Yet delays at the border crossing are hampering efforts to create a thriving US-Mexico business relationship. The long queues cost San Diego County and neighbouring Imperial County an estimated $2.5bn (€1.9bn) annually and $1.5bn (€1.1bn) in Baja California.
Some relief may be on the way from the private sector. San Diego lawyer Don Stoecklin has obtained the lease to a 113km stretch of disused railroad that crosses the border to the east of his city. Once the line is renovated, Stoecklin plans to connect maquiladoras to the US rail network, and says he has had interest from firms including Toyota and Hyundai. If the line were to run at capacity, he estimates it would carry 400 cars a day. When the railway is open, “we’ll free up additional capacity and allow 800 more trucks a day to cross”, he says.
Another infrastructure plan is more aspirational: hosting the 2024 Olympics. Earlier this year San Diego and Tijuana proposed a joint bid and Vince Mudd, head of San Diego’s exploratory committee, says transport links would benefit. “The odds of a third border crossing without the Olympics are pretty slim, but with the Olympics they’re much better.”
Mudd was recently told by the US Olympics Committee that San Diego must apply individually, meaning that the two cities will have to go forward under their own banners. Even so, he thinks the bidding process will lend momentum to resolving the border gridlock. “It’s a way to give our entire region a vision to guide ourselves over the next 20 years.”
San Diego has a wealth of modern architecture and museums yet its neighbour is slowly catching up. Downtown Tijuana has several covered shopping streets – or pasajes – that have seen better days. “American tourists used to come here and buy crafts,” says gallery owner Josué Castro. “But after 9/11 fewer and fewer tourists came.”

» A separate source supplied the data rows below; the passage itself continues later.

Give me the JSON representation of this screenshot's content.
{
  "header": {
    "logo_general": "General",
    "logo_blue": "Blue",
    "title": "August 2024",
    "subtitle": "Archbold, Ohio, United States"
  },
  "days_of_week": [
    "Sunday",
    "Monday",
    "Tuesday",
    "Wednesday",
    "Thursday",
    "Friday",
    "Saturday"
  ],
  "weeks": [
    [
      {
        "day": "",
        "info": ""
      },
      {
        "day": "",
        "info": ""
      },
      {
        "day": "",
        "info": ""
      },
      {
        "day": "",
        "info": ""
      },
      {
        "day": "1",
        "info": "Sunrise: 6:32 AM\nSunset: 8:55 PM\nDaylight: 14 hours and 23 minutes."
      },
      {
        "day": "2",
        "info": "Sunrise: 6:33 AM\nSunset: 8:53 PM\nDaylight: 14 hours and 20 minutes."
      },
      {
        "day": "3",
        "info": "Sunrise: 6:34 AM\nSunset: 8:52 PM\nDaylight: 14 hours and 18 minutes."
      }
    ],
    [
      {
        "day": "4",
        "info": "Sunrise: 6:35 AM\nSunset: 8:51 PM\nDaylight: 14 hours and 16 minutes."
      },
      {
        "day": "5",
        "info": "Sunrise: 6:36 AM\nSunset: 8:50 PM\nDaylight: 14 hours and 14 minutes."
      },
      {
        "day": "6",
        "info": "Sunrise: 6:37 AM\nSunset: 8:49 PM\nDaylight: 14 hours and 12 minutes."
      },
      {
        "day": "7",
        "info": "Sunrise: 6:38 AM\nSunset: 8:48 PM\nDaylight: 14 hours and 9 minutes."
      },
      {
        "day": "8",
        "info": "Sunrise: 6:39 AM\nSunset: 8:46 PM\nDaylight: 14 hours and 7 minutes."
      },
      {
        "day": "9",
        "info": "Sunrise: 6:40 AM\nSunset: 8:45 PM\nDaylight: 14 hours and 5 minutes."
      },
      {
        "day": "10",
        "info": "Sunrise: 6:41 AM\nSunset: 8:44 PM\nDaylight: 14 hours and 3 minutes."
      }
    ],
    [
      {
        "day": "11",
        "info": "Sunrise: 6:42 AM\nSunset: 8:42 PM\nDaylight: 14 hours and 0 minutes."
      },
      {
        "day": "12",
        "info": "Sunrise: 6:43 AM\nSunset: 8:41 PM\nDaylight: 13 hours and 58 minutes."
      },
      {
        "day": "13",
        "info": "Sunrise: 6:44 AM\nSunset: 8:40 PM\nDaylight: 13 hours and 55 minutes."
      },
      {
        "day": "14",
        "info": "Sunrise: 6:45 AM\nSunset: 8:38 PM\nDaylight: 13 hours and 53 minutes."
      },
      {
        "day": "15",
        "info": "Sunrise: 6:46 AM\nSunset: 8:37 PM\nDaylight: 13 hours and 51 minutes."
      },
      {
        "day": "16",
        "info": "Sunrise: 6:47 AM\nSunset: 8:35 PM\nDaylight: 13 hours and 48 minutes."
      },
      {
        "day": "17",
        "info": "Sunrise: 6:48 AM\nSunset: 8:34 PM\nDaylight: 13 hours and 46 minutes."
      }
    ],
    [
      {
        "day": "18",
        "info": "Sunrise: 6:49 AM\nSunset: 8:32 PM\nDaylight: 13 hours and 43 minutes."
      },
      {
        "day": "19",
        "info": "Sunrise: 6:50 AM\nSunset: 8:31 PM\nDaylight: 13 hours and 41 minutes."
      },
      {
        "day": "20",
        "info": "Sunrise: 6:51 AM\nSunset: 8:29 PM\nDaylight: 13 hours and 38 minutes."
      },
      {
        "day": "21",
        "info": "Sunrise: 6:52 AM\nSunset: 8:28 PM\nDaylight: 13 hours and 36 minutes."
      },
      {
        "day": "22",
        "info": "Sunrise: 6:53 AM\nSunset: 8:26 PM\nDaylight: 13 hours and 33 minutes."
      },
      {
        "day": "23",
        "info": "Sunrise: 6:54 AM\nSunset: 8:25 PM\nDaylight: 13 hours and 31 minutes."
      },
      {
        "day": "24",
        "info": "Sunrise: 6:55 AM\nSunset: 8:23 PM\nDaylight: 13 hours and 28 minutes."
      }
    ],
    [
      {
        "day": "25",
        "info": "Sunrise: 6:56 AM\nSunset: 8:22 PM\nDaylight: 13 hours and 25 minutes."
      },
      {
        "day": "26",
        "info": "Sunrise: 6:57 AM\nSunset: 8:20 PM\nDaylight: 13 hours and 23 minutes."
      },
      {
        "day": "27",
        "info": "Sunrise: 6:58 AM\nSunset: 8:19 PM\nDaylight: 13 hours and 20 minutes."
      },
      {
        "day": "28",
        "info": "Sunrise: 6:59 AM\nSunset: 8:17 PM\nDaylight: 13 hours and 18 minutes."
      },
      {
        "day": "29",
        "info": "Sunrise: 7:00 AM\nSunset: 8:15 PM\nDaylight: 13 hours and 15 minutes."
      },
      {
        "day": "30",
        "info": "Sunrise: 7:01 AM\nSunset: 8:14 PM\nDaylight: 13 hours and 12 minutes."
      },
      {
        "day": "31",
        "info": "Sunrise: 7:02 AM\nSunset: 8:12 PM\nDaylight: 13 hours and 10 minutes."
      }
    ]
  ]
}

The pasajes are getting a boost thanks to new tenants, including La Tentación, a gallery run by Castro and his business partner, Andrew Sheiner. On the attractive Paseo de los Heroés, with its statue of Abraham Lincoln, the 1982 Tijuana Cultural Center is a stark, imposing testament to the city’s ambition.